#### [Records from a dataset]
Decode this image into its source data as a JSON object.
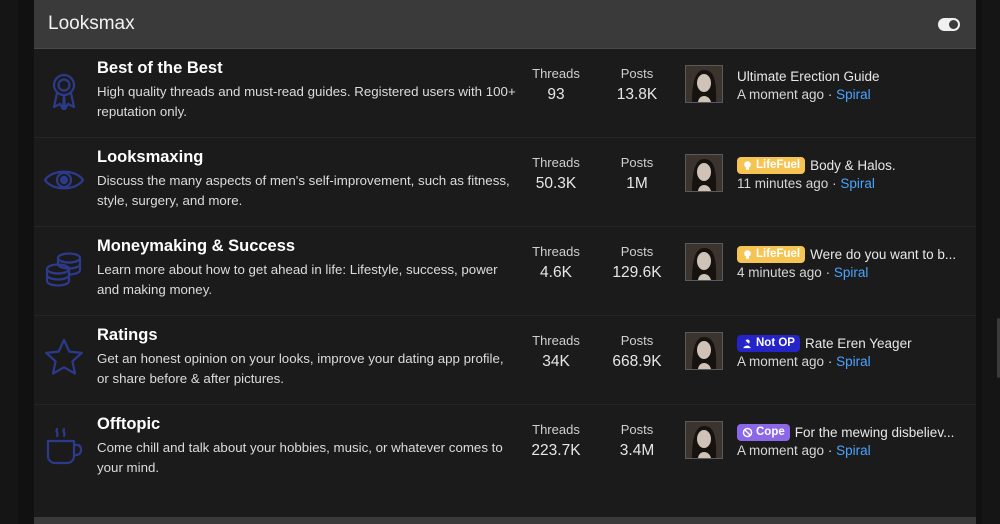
{
  "section": {
    "title": "Looksmax"
  },
  "colors": {
    "accent_link": "#4aa3ff",
    "icon_color": "#2d3a8c",
    "header_bg": "#3a3a3a",
    "lifefuel": "#f6c453",
    "not_op": "#2424c8",
    "cope": "#8a68e8"
  },
  "forums": [
    {
      "name": "Best of the Best",
      "icon": "award-ribbon-icon",
      "desc": "High quality threads and must-read guides. Registered users with 100+ reputation only.",
      "threads_label": "Threads",
      "threads": "93",
      "posts_label": "Posts",
      "posts": "13.8K",
      "latest": {
        "prefix": "",
        "title": "Ultimate Erection Guide",
        "time": "A moment ago",
        "sep": "·",
        "user": "Spiral"
      }
    },
    {
      "name": "Looksmaxing",
      "icon": "eye-icon",
      "desc": "Discuss the many aspects of men's self-improvement, such as fitness, style, surgery, and more.",
      "threads_label": "Threads",
      "threads": "50.3K",
      "posts_label": "Posts",
      "posts": "1M",
      "latest": {
        "prefix": "LifeFuel",
        "prefix_type": "lifefuel",
        "title": "Body & Halos.",
        "time": "11 minutes ago",
        "sep": "·",
        "user": "Spiral"
      }
    },
    {
      "name": "Moneymaking & Success",
      "icon": "coins-icon",
      "desc": "Learn more about how to get ahead in life: Lifestyle, success, power and making money.",
      "threads_label": "Threads",
      "threads": "4.6K",
      "posts_label": "Posts",
      "posts": "129.6K",
      "latest": {
        "prefix": "LifeFuel",
        "prefix_type": "lifefuel",
        "title": "Were do you want to b...",
        "time": "4 minutes ago",
        "sep": "·",
        "user": "Spiral"
      }
    },
    {
      "name": "Ratings",
      "icon": "star-icon",
      "desc": "Get an honest opinion on your looks, improve your dating app profile, or share before & after pictures.",
      "threads_label": "Threads",
      "threads": "34K",
      "posts_label": "Posts",
      "posts": "668.9K",
      "latest": {
        "prefix": "Not OP",
        "prefix_type": "notop",
        "title": "Rate Eren Yeager",
        "time": "A moment ago",
        "sep": "·",
        "user": "Spiral"
      }
    },
    {
      "name": "Offtopic",
      "icon": "coffee-cup-icon",
      "desc": "Come chill and talk about your hobbies, music, or whatever comes to your mind.",
      "threads_label": "Threads",
      "threads": "223.7K",
      "posts_label": "Posts",
      "posts": "3.4M",
      "latest": {
        "prefix": "Cope",
        "prefix_type": "cope",
        "title": "For the mewing disbeliev...",
        "time": "A moment ago",
        "sep": "·",
        "user": "Spiral"
      }
    }
  ]
}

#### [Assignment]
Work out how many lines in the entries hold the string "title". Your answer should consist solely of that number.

#### [Solution for this problem]
6